Jawbone sheds light on interbreeding

2015-06-22 21:33

(Shutterstock)

Multimedia   ·   User Galleries   ·   News in Pictures Send us your pictures  ·  Send us your stories

Washington - You may not know it, but you probably have some Neanderthal in you. For people around the world, except sub-Saharan Africans, about 1 to 3% of their DNA comes from Neanderthals, our close cousins who disappeared roughly 39 000 years ago.

Scientists said on Monday a jawbone unearthed in Romania, of a man who lived about 40 000 years ago, boasts the most Neanderthal ancestry ever seen in a member of our species.

The finding that also indicates that interbreeding with Neanderthals occurred much more recently than previously known.

"We show that one of the very first modern humans that is known from Europe had a Neanderthal ancestor just four to six generations back in his family tree," said geneticist Svante Pääbo of Germany's Max Planck Institute for Evolutionary Anthropology.

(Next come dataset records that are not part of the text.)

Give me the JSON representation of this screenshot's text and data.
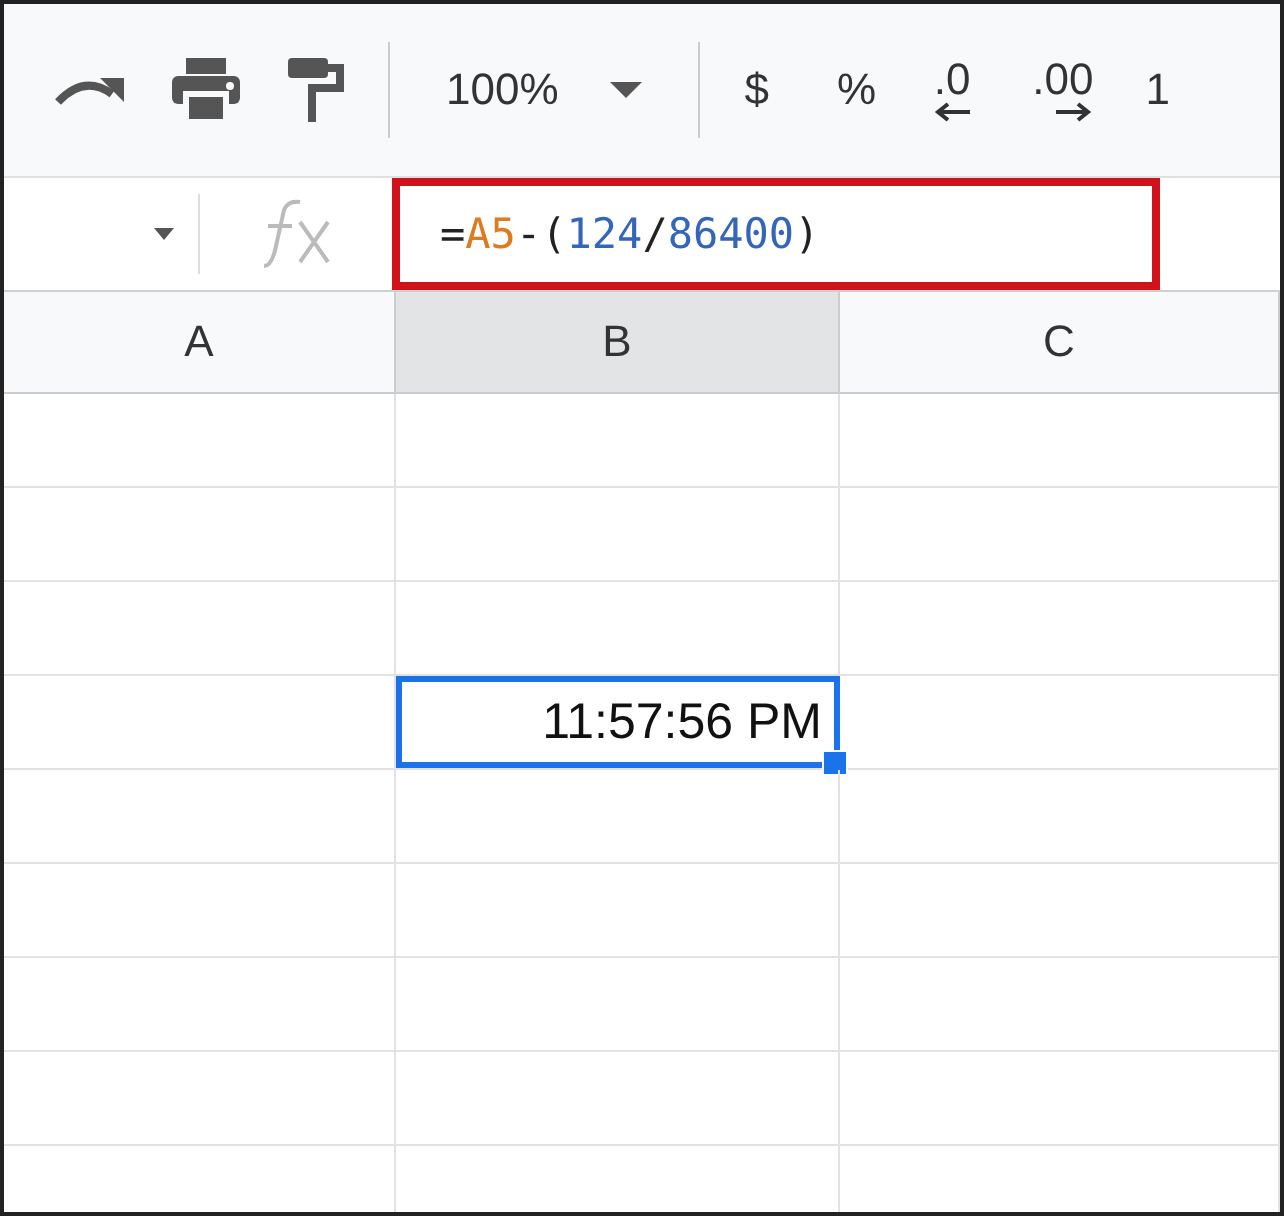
{
  "toolbar": {
    "zoom": "100%",
    "currency": "$",
    "percent": "%",
    "decrease_decimals": ".0",
    "increase_decimals": ".00",
    "more_formats": "1"
  },
  "formula_bar": {
    "highlighted": true,
    "tokens": [
      {
        "kind": "op",
        "text": "="
      },
      {
        "kind": "ref",
        "text": "A5"
      },
      {
        "kind": "op",
        "text": "-("
      },
      {
        "kind": "number",
        "text": "124"
      },
      {
        "kind": "op",
        "text": "/"
      },
      {
        "kind": "number",
        "text": "86400"
      },
      {
        "kind": "op",
        "text": ")"
      }
    ]
  },
  "columns": [
    {
      "label": "A",
      "selected": false
    },
    {
      "label": "B",
      "selected": true
    },
    {
      "label": "C",
      "selected": false
    }
  ],
  "rows": [
    {
      "cells": [
        {
          "selected": false
        },
        {
          "selected": false
        },
        {
          "selected": false
        }
      ]
    },
    {
      "cells": [
        {
          "selected": false
        },
        {
          "selected": false
        },
        {
          "selected": false
        }
      ]
    },
    {
      "cells": [
        {
          "selected": false
        },
        {
          "selected": false
        },
        {
          "selected": false
        }
      ]
    },
    {
      "cells": [
        {
          "selected": false
        },
        {
          "selected": true,
          "value": "11:57:56 PM"
        },
        {
          "selected": false
        }
      ]
    },
    {
      "cells": [
        {
          "selected": false
        },
        {
          "selected": false
        },
        {
          "selected": false
        }
      ]
    },
    {
      "cells": [
        {
          "selected": false
        },
        {
          "selected": false
        },
        {
          "selected": false
        }
      ]
    },
    {
      "cells": [
        {
          "selected": false
        },
        {
          "selected": false
        },
        {
          "selected": false
        }
      ]
    },
    {
      "cells": [
        {
          "selected": false
        },
        {
          "selected": false
        },
        {
          "selected": false
        }
      ]
    },
    {
      "cells": [
        {
          "selected": false
        },
        {
          "selected": false
        },
        {
          "selected": false
        }
      ]
    }
  ]
}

"He carries more Neanderthal DNA than any other present-day or ancient modern human seen to date."

Harvard Medical School geneticist David Reich said 6 to 9% of this individual's genome derived from a Neanderthal ancestor.

The study, published in the journal Nature, indicates that our species interbred with Neanderthals in Europe as well, not just in the Middle East as previously thought, Pääbo said.

Previous research suggested this interbreeding occurred 50 000 to 60 000 years ago, before our species, arising in Africa, trekked into Europe, Asia and beyond.

"Modern humans arrive in Europe after 43 000 years ago, and Neanderthals went extinct by 39 000 years ago," Reich said.

Waves of migration

The scientists said a Neanderthal was among the individual's ancestors as recently as perhaps 100 to 150 years.

Reich said genetic analysis showed the individual, a hunter-gatherer, was from a "pioneer population" that entered Europe but did not contribute much or anything at all genetically to later Europeans.

"This is interesting because it means that Europe has not been continuously occupied by the same lineages ever since the first waves of migration of modern humans into Europe," Reich said.

The robust, large-browed Neanderthals prospered across Europe and Asia from about 350 000 years ago till shortly after 40 000 years ago, disappearing in the period after Homo sapiens arrived.

Despite an outdated reputation as our dimwitted cousins, scientists say Neanderthals were highly intelligent, as shown by their complex hunting methods, likely use of spoken language and symbolic objects, and sophisticated use of fire.

The lower jawbone was found in 2002 in Oase Cave in southwestern Romania. Previous attempts to extract DNA were unsuccessful but recent technological advances facilitated the new findings.

Read more on:    nature journal  |  romania  |  archaeology

Join the conversation!

24.com encourages commentary submitted via MyNews24. Contributions of 200 words or more will be considered for publication.

We reserve editorial discretion to decide what will be published.
Read our comments policy for guidelines on contributions.
NEXT ON NEWS24X

24.com publishes all comments posted on articles provided that they adhere to our Comments Policy. Should you wish to report a comment for editorial review, please do so by clicking the 'Report Comment' button to the right of each comment.

Comment on this story
1 comment
Comments have been closed for this article.

Inside News24

 
/News

Book flights

Compare, Book, Fly

Traffic Alerts
There are new stories on the homepage. Click here to see them.
 
English
Afrikaans
isiZulu

Hello 

Create Profile

Creating your profile will enable you to submit photos and stories to get published on News24.


Please provide a username for your profile page:

This username must be unique, cannot be edited and will be used in the URL to your profile page across the entire 24.com network.

Settings

Location Settings

News24 allows you to edit the display of certain components based on a location. If you wish to personalise the page based on your preferences, please select a location for each component and click "Submit" in order for the changes to take affect.




Facebook Sign-In

Hi News addict,

Join the News24 Community to be involved in breaking the news.

Log in with Facebook to comment and personalise news, weather and listings.